Items from an interface collection
Segment Open

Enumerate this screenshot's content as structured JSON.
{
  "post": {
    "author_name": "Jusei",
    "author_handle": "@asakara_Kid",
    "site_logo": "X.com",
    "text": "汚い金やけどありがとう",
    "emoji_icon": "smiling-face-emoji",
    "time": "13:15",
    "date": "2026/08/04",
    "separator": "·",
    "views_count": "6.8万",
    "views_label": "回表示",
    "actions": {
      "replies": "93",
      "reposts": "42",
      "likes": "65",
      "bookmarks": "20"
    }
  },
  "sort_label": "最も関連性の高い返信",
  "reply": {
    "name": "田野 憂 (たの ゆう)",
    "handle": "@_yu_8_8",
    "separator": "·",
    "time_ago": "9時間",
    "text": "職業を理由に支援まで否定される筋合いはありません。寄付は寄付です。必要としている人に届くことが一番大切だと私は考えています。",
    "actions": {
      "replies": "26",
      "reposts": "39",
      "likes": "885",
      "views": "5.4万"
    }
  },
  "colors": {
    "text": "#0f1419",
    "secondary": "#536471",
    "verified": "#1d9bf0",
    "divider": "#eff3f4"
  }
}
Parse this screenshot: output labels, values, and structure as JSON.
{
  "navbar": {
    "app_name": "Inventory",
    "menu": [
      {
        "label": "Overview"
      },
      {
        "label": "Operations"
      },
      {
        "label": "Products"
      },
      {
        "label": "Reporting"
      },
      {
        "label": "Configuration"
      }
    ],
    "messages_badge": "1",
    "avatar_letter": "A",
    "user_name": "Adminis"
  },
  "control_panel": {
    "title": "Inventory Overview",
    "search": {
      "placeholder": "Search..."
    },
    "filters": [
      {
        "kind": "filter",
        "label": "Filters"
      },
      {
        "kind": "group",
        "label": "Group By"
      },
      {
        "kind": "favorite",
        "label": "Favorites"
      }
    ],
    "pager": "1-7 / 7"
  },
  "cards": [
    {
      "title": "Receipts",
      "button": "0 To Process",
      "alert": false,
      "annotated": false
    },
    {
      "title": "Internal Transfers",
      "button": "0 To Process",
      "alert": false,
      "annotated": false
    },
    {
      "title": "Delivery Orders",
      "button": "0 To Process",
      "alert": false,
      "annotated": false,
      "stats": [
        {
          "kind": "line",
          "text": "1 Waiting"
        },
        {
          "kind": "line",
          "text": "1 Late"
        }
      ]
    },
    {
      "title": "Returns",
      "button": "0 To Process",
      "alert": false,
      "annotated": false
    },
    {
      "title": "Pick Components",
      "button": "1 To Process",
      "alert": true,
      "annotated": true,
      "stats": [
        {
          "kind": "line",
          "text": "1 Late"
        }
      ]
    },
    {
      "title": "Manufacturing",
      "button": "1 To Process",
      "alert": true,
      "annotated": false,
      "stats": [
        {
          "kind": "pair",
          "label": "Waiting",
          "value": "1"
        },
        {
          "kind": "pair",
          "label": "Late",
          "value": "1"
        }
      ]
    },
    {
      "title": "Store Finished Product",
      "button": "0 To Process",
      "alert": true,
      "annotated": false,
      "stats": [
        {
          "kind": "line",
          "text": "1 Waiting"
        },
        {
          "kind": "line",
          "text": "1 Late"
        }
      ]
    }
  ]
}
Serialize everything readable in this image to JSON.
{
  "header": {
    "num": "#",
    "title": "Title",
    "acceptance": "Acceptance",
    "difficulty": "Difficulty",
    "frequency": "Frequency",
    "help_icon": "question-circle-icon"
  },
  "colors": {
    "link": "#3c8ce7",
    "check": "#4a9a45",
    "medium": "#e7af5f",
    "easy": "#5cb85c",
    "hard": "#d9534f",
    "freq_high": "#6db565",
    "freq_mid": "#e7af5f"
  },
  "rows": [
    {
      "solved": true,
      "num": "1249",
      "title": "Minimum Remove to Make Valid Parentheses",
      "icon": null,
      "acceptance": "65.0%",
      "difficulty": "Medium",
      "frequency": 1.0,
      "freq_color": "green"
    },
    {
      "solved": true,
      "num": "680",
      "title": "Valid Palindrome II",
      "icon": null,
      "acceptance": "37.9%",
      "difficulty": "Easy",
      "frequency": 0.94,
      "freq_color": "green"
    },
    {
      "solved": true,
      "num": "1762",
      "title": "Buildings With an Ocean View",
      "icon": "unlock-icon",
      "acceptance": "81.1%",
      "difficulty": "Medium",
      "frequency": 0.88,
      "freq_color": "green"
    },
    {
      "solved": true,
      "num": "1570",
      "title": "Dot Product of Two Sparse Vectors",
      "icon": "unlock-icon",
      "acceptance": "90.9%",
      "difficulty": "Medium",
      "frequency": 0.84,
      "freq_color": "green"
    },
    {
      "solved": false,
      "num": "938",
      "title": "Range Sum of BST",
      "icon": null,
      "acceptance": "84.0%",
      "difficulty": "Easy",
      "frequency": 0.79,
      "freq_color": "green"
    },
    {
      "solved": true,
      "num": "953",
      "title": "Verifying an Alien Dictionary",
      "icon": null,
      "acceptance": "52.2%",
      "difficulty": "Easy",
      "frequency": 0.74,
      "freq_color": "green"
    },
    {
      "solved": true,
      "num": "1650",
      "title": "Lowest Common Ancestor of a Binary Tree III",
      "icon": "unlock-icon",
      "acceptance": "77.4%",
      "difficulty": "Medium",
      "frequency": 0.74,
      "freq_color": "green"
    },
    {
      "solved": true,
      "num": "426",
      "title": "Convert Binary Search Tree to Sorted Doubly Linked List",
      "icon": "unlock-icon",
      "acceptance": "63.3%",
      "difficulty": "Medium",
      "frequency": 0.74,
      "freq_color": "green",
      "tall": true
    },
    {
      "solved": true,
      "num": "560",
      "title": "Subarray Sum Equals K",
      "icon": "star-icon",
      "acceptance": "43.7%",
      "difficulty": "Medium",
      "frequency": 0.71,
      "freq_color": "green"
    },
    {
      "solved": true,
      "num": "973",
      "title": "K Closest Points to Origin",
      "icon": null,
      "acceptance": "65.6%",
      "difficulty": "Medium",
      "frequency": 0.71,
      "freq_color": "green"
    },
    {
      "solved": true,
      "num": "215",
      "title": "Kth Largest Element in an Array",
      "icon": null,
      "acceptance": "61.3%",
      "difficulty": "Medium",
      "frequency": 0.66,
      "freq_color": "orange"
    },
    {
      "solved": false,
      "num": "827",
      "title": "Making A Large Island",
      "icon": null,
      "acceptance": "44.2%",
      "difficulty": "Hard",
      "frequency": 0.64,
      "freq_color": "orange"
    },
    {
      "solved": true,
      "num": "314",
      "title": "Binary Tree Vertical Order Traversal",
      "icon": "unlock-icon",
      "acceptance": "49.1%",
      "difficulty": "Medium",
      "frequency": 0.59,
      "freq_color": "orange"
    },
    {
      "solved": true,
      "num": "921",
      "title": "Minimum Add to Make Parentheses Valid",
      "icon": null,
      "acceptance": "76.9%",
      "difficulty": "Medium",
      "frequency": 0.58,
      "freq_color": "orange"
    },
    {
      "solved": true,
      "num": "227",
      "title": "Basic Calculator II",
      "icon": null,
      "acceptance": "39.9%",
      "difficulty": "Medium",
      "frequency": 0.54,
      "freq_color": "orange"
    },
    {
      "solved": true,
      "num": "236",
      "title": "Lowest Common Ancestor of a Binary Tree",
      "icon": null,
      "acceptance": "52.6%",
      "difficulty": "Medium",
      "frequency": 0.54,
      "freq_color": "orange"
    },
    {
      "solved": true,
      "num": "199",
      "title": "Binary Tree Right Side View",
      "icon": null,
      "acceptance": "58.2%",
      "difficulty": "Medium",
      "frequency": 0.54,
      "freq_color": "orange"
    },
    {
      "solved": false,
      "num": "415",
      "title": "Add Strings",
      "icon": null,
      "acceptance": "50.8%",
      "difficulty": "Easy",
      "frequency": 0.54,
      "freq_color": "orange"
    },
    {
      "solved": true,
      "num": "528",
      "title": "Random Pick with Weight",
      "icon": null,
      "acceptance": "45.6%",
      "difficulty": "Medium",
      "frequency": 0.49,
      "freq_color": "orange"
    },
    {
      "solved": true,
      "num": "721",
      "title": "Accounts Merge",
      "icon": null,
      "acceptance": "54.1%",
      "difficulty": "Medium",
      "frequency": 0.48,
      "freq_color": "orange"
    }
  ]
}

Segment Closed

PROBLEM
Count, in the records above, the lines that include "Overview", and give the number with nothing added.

WRITTEN SOLUTION
2